The effects of the current climate crisis are regularly beamed around the world with the use of shocking images and video recordings. This applies no more so than in the Indian Ocean World (IOW), a macro-region stretching from eastern Africa and the Middle East to South, Southeast and East Asia. Such recent crises include floods and locusts that devastated northeastern Africa (2019-20), flooding of the Indus River Valley, Pakistan (2022), and drought and fires across mainland and island Southeast Asia (2023).

Some of the visual portrayals of these crises fall into the category of what might be described as “poverty porn,” particularly in depictions of northeastern Africa.
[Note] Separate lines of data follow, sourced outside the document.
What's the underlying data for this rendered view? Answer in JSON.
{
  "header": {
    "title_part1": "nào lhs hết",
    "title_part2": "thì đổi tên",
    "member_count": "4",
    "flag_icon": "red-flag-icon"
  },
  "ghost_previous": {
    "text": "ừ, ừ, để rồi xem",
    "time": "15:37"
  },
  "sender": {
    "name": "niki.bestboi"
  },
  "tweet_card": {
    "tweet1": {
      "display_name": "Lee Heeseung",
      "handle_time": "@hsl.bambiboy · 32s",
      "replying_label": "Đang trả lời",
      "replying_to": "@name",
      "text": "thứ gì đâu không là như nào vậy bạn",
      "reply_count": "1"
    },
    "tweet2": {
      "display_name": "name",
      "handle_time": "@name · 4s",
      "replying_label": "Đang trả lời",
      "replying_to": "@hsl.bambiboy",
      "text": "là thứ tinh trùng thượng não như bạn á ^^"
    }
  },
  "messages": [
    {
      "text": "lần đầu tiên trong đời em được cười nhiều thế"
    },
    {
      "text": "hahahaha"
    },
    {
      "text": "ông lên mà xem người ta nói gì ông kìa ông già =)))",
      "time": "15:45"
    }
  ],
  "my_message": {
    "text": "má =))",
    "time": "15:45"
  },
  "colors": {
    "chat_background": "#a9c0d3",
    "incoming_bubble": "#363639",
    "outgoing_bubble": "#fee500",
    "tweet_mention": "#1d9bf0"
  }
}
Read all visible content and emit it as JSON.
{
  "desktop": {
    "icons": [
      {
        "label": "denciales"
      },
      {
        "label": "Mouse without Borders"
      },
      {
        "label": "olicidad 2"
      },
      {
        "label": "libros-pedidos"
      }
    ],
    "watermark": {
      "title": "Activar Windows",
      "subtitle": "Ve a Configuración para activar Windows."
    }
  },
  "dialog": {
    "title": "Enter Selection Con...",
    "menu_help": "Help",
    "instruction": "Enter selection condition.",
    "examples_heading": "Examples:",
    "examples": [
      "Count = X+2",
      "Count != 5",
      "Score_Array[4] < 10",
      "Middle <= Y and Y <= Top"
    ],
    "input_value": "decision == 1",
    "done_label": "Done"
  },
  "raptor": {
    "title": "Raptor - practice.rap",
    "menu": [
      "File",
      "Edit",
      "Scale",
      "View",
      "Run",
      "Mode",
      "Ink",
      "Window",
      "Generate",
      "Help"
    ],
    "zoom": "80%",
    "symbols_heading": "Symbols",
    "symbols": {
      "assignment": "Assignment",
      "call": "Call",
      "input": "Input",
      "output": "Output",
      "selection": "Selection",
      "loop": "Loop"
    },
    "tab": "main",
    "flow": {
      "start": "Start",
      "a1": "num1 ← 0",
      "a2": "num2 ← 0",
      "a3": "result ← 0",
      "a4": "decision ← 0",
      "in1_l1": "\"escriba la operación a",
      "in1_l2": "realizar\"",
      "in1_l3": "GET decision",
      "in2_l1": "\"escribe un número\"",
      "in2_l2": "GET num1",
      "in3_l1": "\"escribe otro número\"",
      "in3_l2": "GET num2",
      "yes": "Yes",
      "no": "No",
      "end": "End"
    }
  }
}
Others take wide-angled shots displaying destruction in the foreground set against a background of stunning “natural” beauty. Still others simply display infrastructural destruction and emaciated bodies as portraits of disaster. Although diverse, many of these images may reinforce long-standing (neo-)colonialist tropes of the Indian Ocean World as a series of mismanaged and over-populated ‘paradises,’ whose peoples are helpless against an unpredictable climate.

However, images of environmental hazards and events in the IOW, and their consequences, have a deep, mostly unexplored history, represented in a multitude of ways, from simple sketches to more complex forms such as paintings, engravings, daguerreotypes, photographs, animations, videos, and films. Some of these were produced “live,” others were produced at a distance in time and space, mostly second hand. In all, a range of techniques were used to shape and manipulate the desired image. All had an aim and an audience in mind.

This conference focuses on visual representations of environmental crises and disasters in the Indian Ocean World from early times to the present day. It seeks to ground them in history, including the development of global structures such as capitalism, (neo-)colonialism, and developmentalism. Thus, we encourage submissions that discuss the authorship, techniques, aims, and wider historical context of images of current and past environmental events. With this in mind, we encourage interdisciplinarity, and submissions from scholars based in the humanities, social sciences, and cognate disciplines.

We invite proposals that address either a single image or a series of images, illustrations, or multimedia from any location(s) in the Indian Ocean World, referring to any time-period. Interested scholars may think about several approaches and themes:

  • The meanings of “climate crisis” and “environmental crisis” in different contexts, and how such “crises” are depicted visually.
  • Explanations of the place and execution of such illustrations.
  • The aim behind visual portrayals of environmental events and their impacts, and the audiences they are intended for.
  • What such illustrations obscure, as well as what they show.
  • How such visual portrayals of IOW environmental events might contest how crises are depicted in global media, NGOs, and international organisations.

The conference will take place in an online format on 15-17 May 2024.

Proposals should come in the form of a 200–300-word abstract with a 100-word scholarly biography. They should be submitted to Prof. Gwyn Campbell (gwyn.campbell [@], Dr. Philip Gooding (philip.gooding [@], and Dr. Carleigh Nicholls at the Indian Ocean World Centre (iowc [@] The deadline for submission of proposals is 18 November 2023.

Feature Image: “U.S. Army Africa engineer visits flood damaged areas in Tanzania 201002” by US Army Africa is licensed under CC BY 2.0.

NiCHE encourages comments and constructive discussion of our articles. We reserve the right to delete comments that fail to meet our guidelines including comments under aliases, or that contain spam, harassment, or attacks on an individual.